Teacher: *laughs* Sorry. I’ll try harder next time *starts to walk out of the room and comes back and pokes his head around the corner, pointing at me* Oh and your dad did not liking being kicked in the head when you were a fetus! *disappears*

Me: *stunned silence*

*I was very confused because while I liked the teacher, not only were we not that close, but that’s something that wouldn’t have come up in our regular conversation even if I had known that story. There was some laughing and we finished up the club. After school, I get into the car with my mom*

Mom: So how was [club]?

Me: Mostly fine. [Teacher] stopped by. He made some comment about me being a fetus…*sees my mom’s expression* What did you do?!

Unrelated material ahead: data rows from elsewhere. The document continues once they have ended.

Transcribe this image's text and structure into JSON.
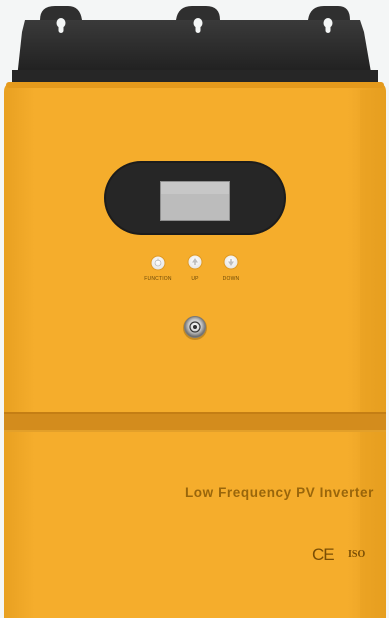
{
  "product": {
    "name": "Low Frequency PV Inverter",
    "button_labels": {
      "function": "FUNCTION",
      "up": "UP",
      "down": "DOWN"
    },
    "certifications": {
      "ce": "CE",
      "iso": "ISO"
    }
  },
  "colors": {
    "body": "#f3a92a",
    "body_shadow": "#d98f14",
    "band": "#d18b1b",
    "bracket": "#2b2b2b",
    "display_bezel": "#1f1f1f",
    "screen": "#bfbfbf",
    "background": "#f4f6f6"
  }
}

*The night before had been a wrestling meet for one of my brother’s. As it was a home meet, [Teacher] was always the announcer. Somehow during the course of the night, the two of them had been talking and mom had told him this story: When she was pregnant with me, one day she’d been laying in bed on her side and my dad had come up and was laying near her stomach and talking to the baby. I apparently decided I didn’t want to listen to him because I just kicked out and caught my dad in the head.

Once I had the context, the situation was a lot funnier, but when he initially made that comment, boy was I confused!*

Unfiltered Story #254799

, , | Unfiltered | March 19, 2023

I come back from my break and am told to go to a different checkout to let the girl currently on there go do something else. While I’m standing there waiting, she says to me she’ll take one last customer, an old man with but three items: two packets of grapes and a packet of raspberries.
Apparently, he has a problem. We sell packets of some fruits for two for €5, and he wanted blueberries, but we were out of them. His contention is that he therefore shouldn’t have to pay full price for the single packet of raspberries. He goes on about how he has been a long-time customer, demands to see a supervisor and a manager, all of whom tell him he can’t have the price he demands. He complains that we shouldn’t be advertising the offer if we’re out of one of the items. Given that this is our flagship store, the busiest in the chain, and that normal people understand “while stocks last”, this has never been a concern.
The lady behind him gives him a few coins to make up for the difference in cost, but he just slaps it out of her hand, saying it’s nothing but insulting. He pays for his three items and walks off.
I sit myself down, serve the lady and after she remarks she doesn’t have any vouchers, I pull out my staff discount card. I had conveniently forgotten I had it during the old man’s transaction.